INPUT DATA:

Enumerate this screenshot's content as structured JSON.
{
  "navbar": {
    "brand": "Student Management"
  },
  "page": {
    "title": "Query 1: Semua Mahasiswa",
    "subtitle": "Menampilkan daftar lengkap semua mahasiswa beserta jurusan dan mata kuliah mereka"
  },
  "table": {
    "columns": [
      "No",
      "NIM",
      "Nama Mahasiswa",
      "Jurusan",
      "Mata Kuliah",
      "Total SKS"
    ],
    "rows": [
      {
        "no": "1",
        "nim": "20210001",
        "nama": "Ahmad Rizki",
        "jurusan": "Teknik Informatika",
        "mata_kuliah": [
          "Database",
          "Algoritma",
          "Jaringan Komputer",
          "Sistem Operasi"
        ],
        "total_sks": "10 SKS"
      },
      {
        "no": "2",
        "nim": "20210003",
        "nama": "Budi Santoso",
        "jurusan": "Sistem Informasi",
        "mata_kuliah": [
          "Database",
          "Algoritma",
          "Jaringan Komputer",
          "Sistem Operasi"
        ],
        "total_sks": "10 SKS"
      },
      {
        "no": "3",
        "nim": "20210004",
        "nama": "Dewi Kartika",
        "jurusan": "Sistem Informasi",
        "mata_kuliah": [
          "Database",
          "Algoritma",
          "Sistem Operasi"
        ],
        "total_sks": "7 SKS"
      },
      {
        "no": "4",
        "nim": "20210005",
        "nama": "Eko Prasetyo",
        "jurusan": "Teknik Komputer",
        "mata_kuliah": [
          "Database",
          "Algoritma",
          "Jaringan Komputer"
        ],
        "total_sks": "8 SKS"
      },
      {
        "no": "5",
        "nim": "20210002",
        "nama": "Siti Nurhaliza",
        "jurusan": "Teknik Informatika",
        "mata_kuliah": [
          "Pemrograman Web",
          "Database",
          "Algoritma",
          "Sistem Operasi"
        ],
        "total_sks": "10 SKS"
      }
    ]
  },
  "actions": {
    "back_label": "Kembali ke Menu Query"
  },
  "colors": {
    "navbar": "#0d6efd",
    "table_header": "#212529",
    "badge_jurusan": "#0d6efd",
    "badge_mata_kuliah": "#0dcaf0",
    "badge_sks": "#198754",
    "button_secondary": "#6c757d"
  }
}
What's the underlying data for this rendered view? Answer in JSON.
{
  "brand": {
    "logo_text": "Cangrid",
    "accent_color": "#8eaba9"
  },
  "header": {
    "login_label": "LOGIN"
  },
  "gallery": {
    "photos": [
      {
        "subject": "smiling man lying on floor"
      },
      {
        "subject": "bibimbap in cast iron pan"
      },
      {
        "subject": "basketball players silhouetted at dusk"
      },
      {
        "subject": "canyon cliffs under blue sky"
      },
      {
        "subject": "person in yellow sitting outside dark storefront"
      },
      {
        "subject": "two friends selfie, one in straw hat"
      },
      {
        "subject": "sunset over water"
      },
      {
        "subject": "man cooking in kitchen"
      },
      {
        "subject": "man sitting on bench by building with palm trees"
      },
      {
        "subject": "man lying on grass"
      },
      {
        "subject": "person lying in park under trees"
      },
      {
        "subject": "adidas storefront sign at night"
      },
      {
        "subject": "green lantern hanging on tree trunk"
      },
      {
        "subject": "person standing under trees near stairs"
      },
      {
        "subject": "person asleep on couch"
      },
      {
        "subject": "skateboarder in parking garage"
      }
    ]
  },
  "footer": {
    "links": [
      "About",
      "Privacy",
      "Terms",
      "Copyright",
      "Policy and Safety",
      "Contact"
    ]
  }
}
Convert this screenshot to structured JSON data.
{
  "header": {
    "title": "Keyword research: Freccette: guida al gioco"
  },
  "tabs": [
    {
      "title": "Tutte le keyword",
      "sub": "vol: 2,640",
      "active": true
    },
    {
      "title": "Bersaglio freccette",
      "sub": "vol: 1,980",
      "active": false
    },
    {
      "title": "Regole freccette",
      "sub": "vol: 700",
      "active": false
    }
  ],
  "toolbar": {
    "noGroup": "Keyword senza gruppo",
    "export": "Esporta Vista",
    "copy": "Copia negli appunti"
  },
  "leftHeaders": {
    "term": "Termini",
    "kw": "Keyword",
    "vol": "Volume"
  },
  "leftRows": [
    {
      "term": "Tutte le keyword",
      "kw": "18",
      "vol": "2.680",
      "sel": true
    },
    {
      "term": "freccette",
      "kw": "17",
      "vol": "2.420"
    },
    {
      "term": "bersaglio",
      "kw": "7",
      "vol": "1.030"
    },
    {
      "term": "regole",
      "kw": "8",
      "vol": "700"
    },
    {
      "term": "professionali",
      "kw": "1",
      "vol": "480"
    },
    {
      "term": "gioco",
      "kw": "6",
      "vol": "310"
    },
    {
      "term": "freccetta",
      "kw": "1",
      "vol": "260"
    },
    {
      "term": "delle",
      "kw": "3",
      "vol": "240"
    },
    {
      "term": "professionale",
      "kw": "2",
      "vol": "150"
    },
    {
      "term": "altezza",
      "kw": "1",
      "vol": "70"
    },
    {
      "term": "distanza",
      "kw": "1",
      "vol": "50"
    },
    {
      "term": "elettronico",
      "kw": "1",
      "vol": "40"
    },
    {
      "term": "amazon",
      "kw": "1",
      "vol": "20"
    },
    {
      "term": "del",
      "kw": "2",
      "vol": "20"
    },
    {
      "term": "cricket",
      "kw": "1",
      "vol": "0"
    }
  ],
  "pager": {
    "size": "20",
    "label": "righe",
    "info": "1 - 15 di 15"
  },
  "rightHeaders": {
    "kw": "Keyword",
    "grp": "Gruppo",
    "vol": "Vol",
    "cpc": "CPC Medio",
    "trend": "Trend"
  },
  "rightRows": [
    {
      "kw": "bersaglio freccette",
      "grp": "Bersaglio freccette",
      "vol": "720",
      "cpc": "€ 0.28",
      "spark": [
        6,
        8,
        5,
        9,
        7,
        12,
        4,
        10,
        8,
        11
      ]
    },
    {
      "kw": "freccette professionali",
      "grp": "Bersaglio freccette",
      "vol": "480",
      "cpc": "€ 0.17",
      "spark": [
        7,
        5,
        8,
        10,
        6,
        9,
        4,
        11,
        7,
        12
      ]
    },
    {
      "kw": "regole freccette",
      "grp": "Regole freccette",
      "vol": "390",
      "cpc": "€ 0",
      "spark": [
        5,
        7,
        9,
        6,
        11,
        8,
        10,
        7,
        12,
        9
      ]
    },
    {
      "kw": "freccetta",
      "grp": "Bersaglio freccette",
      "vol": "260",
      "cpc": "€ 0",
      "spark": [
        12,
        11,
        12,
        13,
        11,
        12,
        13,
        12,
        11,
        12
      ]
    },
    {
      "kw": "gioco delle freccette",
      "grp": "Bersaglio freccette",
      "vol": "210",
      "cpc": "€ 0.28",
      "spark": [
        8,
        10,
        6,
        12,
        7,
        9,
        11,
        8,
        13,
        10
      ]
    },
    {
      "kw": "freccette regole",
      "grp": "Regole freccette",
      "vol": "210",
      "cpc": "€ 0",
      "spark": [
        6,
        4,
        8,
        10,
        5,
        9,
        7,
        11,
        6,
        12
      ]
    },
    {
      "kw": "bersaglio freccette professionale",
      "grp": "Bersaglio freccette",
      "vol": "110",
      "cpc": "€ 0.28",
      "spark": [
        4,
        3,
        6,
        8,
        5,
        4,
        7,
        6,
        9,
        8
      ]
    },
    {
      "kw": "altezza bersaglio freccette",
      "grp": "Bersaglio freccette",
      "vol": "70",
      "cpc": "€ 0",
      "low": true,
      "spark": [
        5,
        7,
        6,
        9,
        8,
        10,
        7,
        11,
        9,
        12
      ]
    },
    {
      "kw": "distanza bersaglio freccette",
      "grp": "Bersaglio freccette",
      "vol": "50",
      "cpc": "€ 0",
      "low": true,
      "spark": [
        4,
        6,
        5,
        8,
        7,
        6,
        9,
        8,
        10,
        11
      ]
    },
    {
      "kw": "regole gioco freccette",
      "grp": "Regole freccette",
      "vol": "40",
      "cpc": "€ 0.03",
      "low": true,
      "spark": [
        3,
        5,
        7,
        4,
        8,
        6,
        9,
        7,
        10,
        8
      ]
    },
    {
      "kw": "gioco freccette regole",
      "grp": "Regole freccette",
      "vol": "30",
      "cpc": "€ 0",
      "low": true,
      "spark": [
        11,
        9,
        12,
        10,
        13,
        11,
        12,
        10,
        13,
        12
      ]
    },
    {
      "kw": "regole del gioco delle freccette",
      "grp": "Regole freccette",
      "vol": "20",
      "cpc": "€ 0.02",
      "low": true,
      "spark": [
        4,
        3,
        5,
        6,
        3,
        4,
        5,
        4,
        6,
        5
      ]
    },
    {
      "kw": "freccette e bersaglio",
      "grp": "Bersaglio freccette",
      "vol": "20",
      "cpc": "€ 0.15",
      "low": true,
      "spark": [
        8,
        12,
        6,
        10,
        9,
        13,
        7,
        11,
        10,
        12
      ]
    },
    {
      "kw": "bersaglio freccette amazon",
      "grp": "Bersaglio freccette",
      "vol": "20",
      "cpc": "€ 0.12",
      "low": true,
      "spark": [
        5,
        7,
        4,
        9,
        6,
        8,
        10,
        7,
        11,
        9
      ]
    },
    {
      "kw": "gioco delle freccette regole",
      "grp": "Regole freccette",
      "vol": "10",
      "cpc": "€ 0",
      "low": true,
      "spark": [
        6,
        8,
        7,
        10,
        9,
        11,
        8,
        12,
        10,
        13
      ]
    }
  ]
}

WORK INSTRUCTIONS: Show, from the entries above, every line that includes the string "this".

TASK OUTPUT:
Enumerate this screenshot's content as structured JSON.
What's the underlying data for this rendered view? Answer in JSON.
Convert this screenshot to structured JSON data.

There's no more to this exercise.